NOAA 2000-120
Contact: Kate Naughten


NOAA's National Marine Fisheries Service and the Louisiana Department of Natural Resources recently installed a first-of-a-kind habitat restoration test project on Louisiana's Chandeleur Islands. The project, which included the installation of 1,500 smooth cordgrass plants (Spartina alterniflora), is unique because it will provide specific information on the most effective way to restore the islands and, ultimately, protect important wetlands.

"This is the kind of innovative work we need to protect Louisiana's coastal wetlands," said Penny Dalton, the director of NOAA's National Marine Fisheries Service.

For the test phase, federal and state partners worked with staff from the Natural Resources Conservation Service to plant three sites. These sites, all located on the north half of the island chain, are subject to the prevailing wind and overwash from the ocean. At the end of the summer, scientists will determine which planting design worked best based on the conditions. Then, that data will be used to design the main part of the Chandeleur restoration project which will include the installation of more than 100,000 plants in the spring of 2001.

"We recognize that the coastal environment is ecologically stressed. By using this test phase approach we'll find out what areas and elevations are most appropriate
for planting," said Rick Hartman, the NOAA Fisheries Service branch chief in Baton Rouge, La. "The pilot project will help us save time and money and ultimately ensure the success of next year's major planting effort on the Chandeleur Islands."

In the main phase of the planting, the partners will plant 364 acres of cordgrass on numerous shallow areas of the islands to stabilize un-vegetated areas which will trap sediment creating an additional 70 plus acres of marshes. Additionally, the project will protect up to 30 acres of the main island's habitat through wave reduction and sediment trapping. Over time, the project is expected to restore 450 acres of habitat on the islands, which will help maintain this critical barrier island.

The Chandeleur Islands may be the last of an old delta, but it is our first line of defense against hurricanes and damaging storms in the Pontchartrain Basin," said Louisiana Department of Natural Resources Secretary Jack Caldwell.

The Chandeleur Islands project was funded under the Coastal Wetlands Planning, Protection and Restoration Act (Breaux Act). It is notable that the Chandeleur planting is the first Breaux Act project to receive construction approval under the new cash-flow process. The goal of this process is to build high potential restoration projects faster.

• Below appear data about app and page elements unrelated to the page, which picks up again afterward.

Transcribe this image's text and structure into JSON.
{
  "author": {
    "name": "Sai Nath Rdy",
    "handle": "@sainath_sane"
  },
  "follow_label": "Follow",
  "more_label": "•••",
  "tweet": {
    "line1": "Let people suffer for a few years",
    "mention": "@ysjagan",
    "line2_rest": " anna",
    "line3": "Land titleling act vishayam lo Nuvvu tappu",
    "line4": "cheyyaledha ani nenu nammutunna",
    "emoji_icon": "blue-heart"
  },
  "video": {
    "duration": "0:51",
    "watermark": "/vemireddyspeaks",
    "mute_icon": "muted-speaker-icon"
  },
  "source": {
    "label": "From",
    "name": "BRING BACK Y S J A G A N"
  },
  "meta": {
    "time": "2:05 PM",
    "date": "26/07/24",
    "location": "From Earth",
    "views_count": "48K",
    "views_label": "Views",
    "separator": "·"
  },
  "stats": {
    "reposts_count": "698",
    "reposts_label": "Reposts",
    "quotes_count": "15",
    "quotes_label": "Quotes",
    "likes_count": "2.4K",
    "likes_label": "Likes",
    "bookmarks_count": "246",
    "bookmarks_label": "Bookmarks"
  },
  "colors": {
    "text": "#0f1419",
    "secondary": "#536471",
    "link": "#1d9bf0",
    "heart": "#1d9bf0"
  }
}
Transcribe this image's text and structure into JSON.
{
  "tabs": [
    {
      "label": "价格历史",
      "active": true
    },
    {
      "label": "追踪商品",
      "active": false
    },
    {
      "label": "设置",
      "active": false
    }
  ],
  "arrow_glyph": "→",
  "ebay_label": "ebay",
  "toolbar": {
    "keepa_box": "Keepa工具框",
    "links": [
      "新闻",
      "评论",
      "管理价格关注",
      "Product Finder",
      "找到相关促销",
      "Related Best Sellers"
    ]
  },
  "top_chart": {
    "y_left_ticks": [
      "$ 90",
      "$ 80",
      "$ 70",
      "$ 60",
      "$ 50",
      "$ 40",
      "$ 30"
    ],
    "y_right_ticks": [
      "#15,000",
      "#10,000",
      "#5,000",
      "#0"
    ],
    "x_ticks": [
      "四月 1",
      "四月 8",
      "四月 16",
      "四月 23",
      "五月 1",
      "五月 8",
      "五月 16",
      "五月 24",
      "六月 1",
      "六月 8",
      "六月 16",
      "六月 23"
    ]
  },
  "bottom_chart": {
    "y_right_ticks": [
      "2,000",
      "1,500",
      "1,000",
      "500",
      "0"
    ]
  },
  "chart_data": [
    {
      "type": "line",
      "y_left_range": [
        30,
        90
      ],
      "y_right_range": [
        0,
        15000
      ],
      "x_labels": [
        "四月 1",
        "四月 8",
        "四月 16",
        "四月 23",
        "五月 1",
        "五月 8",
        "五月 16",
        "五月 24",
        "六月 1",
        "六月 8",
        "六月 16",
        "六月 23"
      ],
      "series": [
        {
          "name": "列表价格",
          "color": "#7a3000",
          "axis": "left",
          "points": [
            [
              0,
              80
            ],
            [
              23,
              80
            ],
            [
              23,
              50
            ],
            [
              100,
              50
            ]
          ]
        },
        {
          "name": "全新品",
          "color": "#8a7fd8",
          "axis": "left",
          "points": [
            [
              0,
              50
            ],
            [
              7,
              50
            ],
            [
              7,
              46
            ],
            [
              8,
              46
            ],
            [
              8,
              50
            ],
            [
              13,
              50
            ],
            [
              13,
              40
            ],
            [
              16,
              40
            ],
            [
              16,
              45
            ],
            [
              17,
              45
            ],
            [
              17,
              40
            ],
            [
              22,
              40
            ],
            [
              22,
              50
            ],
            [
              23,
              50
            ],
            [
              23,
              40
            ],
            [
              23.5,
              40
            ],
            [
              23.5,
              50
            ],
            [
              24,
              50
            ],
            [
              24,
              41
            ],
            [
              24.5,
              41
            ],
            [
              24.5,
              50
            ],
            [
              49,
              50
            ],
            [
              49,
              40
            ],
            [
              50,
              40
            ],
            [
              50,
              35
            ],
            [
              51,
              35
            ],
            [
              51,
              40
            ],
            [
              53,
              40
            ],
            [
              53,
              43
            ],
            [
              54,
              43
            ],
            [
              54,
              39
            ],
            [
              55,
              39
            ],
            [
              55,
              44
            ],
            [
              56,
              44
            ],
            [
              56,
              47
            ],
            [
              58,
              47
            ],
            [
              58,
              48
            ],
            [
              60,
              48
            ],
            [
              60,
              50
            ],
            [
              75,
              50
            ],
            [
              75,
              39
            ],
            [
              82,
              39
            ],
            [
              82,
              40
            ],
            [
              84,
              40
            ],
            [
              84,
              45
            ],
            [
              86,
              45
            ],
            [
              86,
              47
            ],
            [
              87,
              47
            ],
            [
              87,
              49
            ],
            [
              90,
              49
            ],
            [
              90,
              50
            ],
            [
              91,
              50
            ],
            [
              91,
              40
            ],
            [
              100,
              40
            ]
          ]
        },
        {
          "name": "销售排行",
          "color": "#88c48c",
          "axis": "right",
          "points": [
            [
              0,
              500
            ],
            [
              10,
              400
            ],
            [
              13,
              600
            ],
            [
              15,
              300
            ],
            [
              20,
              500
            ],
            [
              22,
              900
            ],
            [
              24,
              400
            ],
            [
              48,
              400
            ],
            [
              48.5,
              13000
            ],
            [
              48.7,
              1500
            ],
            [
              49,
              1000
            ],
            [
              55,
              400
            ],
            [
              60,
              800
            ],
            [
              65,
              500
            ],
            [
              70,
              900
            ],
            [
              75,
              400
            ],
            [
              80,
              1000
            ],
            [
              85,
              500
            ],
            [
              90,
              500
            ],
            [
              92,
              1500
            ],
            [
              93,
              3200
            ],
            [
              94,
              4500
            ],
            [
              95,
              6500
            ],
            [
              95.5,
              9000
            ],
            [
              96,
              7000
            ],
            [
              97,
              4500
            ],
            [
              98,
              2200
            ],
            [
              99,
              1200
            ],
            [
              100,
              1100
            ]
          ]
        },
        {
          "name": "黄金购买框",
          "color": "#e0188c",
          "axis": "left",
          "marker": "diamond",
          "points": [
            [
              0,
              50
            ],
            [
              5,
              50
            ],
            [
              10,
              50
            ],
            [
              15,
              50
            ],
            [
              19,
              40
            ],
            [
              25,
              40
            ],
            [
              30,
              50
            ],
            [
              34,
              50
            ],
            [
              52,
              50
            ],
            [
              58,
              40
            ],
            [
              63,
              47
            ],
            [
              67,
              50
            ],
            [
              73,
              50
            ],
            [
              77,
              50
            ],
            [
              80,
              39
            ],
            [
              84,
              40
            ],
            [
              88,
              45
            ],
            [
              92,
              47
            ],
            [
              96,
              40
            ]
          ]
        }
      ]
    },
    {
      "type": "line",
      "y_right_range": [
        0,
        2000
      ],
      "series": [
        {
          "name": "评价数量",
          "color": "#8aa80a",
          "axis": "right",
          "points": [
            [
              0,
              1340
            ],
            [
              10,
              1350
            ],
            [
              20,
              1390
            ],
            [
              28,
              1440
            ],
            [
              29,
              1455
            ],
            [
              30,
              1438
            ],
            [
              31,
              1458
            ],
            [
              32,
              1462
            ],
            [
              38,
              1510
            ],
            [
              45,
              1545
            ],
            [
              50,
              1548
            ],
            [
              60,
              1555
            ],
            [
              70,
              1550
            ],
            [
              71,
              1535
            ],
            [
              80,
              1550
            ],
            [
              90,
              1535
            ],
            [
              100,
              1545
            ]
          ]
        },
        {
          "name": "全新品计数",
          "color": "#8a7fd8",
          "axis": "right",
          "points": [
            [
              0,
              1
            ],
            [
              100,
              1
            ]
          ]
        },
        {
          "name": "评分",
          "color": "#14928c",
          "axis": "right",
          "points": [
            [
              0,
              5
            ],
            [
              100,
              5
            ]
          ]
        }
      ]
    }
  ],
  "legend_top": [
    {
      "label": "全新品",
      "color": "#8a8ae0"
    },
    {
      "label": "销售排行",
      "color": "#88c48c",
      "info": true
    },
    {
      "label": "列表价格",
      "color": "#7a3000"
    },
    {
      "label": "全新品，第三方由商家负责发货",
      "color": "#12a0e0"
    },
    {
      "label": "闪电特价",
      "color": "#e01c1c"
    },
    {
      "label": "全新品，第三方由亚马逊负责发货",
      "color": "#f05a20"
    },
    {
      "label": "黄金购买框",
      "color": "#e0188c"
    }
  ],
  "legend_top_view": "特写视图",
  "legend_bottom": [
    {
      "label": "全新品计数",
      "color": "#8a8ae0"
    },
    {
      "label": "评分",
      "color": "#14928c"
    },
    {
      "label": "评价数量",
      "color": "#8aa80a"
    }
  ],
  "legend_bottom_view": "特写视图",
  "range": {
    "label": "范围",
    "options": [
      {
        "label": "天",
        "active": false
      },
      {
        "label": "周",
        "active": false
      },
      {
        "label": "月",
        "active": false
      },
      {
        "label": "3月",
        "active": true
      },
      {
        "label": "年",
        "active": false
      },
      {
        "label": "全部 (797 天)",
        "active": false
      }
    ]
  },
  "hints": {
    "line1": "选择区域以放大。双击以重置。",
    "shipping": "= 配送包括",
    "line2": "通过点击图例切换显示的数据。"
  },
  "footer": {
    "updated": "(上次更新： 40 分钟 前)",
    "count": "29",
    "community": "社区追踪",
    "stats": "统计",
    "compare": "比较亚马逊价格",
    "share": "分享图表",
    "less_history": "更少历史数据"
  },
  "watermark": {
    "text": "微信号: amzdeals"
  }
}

The Chandeleur Islands are a 72-kilometer-long barrier island chain located in easternmost St. Bernard and Plaquemines parishes, La. The islands are bounded by the Gulf of Mexico to the north, south and east, and by Chandeleur and Breton sounds to the west.

The islands comprise the remnant land mass of a 2,500 year old delta abandoned by the Mississippi River during one of its many changes in course since the last ice age. In 1998, Hurricane Georges passed within five miles of the islands and created more than 100 washover channels through the barrier chain. Evaluation of post-storm periods dating to 1853 shows elevated rates of shoreline retreat of the barrier chain. A limited window of opportunity exists to take low-cost measures that will stabilize the islands; and which a vegetative planting project will achieve this goal.

Enacted in 1990, the Coastal Wetlands Planning Protection and Restoration Act -also called the Breaux Act - provides funds for protecting, restoring and preserving threatened coastal wetlands, primarily in Louisiana. Currently, NOAA Fisheries and other partners are implementing large-and small-scale restoration projects benefitting more than 80,000 acres with approximately $75 million in project funding.

More information on the project is available on the NOAA Restoration Center home page,